$ which systemctl
/bin/systemctl
$ whereis systemctl
systemctl: /bin/systemctl /usr/share/man/man1/systemctl.1.gz
------------------------------------------------------

5.) Next, we need to open the csf.conf file again

And please change from:

$ SYSTEMCTL = "/usr/bin/systemctl"

To

$ SYSTEMCTL = "/bin/systemctl"

The result will be like this:

-------------------------------------------------------------------------------
- SECTION:OS Specific Settings
-------------------------------------------------------------------------------
- Binary locations
IPTABLES = "/sbin/iptables"
IPTABLES_SAVE = "/sbin/iptables-save"
IPTABLES_RESTORE = "/sbin/iptables-restore"
IP6TABLES = "/sbin/ip6tables"
IP6TABLES_SAVE = "/sbin/ip6tables-save"
IP6TABLES_RESTORE = "/sbin/ip6tables-restore"
MODPROBE = "/sbin/modprobe"
IFCONFIG = "/sbin/ifconfig"
SENDMAIL = "/usr/sbin/sendmail"
PS = "/bin/ps"
VMSTAT = "/usr/bin/vmstat"
NETSTAT = "/bin/netstat"
LS = "/bin/ls"
MD5SUM = "/usr/bin/md5sum"
TAR = "/bin/tar"
CHATTR = "/usr/bin/chattr"
UNZIP = "/usr/bin/unzip"
GUNZIP = "/bin/gunzip"
DD = "/bin/dd"
TAIL = "/usr/bin/tail"
GREP = "/bin/grep"
ZGREP = "/usr/bin/zgrep"
IPSET = "/usr/sbin/ipset"
SYSTEMCTL = "/bin/systemctl"
HOST = "/usr/bin/host"
IP = "/sbin/ip"

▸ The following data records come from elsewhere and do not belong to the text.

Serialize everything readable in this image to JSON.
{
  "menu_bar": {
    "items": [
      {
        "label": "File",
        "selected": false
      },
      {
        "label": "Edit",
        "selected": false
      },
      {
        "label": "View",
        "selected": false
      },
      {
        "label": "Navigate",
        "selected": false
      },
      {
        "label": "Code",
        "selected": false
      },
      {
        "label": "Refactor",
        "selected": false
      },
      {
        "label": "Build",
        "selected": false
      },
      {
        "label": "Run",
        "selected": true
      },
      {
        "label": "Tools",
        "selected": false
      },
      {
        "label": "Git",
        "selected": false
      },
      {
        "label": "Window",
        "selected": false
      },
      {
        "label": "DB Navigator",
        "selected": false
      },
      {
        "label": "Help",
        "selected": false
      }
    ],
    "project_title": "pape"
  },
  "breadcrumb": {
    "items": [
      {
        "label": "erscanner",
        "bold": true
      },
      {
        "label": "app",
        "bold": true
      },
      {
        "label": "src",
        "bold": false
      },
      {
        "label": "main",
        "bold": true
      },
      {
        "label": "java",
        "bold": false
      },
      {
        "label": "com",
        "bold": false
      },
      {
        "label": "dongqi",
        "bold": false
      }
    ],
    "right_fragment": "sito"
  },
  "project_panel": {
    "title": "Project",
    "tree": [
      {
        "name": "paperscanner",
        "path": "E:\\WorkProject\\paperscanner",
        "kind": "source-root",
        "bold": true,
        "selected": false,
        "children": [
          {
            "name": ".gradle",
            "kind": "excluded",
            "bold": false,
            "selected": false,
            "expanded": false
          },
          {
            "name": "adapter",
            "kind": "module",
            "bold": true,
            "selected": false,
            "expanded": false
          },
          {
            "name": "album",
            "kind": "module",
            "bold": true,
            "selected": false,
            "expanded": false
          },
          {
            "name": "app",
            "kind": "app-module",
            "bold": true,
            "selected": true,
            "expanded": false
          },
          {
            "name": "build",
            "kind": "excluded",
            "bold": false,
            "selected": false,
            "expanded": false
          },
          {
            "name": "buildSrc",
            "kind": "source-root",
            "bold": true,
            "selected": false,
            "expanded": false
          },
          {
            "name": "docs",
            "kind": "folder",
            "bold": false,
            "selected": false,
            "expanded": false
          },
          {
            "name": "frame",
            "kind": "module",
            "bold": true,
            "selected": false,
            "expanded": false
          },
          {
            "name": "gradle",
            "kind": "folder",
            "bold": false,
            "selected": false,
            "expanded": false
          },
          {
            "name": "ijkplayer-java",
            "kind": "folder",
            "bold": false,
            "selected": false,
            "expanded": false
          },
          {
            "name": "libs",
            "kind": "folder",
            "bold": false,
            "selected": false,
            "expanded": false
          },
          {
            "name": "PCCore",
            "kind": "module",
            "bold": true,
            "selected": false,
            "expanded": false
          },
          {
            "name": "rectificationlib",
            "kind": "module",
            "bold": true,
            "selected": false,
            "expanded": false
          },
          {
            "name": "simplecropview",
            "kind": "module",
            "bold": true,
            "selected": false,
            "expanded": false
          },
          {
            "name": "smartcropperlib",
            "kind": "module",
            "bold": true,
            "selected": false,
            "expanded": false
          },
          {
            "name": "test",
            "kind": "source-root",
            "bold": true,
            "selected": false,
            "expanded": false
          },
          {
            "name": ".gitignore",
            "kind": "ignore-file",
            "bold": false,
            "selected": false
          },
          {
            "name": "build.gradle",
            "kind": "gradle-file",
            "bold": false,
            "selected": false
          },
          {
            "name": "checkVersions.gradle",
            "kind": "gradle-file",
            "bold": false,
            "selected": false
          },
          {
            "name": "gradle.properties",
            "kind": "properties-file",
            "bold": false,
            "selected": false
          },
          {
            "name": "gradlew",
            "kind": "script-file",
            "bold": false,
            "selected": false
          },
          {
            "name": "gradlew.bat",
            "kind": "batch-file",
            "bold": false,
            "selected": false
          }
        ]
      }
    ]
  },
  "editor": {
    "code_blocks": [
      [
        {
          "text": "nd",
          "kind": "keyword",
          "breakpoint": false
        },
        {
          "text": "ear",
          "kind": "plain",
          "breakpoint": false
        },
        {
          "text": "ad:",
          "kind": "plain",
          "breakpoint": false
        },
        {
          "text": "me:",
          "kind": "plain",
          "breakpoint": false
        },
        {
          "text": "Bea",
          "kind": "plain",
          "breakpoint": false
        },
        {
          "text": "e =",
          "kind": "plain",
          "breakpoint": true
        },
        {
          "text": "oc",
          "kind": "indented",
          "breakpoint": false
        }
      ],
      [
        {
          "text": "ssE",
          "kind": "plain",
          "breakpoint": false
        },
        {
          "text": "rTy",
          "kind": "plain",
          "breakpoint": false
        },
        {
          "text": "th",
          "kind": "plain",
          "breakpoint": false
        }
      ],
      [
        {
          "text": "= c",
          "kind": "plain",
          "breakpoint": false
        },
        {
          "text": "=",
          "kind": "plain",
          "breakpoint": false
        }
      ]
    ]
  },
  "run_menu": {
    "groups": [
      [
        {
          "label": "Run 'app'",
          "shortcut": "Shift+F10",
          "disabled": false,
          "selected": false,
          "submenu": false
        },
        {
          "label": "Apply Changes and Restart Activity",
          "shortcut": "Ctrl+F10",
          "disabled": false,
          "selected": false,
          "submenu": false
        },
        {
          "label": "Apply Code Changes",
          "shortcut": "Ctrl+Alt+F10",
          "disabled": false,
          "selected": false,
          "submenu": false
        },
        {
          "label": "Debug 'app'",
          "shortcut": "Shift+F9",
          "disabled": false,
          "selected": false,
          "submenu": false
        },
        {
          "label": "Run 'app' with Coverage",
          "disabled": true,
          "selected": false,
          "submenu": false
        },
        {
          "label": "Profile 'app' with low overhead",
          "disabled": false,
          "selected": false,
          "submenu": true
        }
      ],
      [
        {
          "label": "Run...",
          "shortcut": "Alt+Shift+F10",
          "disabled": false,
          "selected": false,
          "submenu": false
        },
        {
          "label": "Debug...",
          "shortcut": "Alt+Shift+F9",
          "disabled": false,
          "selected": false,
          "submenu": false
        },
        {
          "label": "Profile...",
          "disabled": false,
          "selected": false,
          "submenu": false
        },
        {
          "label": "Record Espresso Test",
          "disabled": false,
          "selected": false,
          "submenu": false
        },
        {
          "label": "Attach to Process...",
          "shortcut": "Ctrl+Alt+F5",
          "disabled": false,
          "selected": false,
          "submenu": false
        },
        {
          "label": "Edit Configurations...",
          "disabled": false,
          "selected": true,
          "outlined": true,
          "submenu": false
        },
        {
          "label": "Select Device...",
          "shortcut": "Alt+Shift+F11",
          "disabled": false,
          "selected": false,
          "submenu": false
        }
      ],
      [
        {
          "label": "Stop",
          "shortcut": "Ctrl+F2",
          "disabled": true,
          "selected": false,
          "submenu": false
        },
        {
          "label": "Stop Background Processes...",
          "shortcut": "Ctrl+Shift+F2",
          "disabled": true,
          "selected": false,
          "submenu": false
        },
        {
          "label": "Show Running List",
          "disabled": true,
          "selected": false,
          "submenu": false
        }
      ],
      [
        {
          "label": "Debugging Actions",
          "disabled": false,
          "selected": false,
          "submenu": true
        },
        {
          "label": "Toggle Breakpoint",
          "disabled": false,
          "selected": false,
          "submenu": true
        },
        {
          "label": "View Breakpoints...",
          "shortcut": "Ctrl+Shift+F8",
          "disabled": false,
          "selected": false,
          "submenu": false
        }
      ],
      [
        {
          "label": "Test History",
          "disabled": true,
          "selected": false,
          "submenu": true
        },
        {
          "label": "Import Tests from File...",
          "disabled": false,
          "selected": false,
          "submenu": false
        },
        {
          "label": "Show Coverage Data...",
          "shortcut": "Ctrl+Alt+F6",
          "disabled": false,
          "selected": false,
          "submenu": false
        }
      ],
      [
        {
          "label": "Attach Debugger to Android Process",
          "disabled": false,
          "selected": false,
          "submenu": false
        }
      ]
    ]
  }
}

6.) OK All Done, now you can restart CSF and LFD with the following command.

$ csf -r
$ lfd -r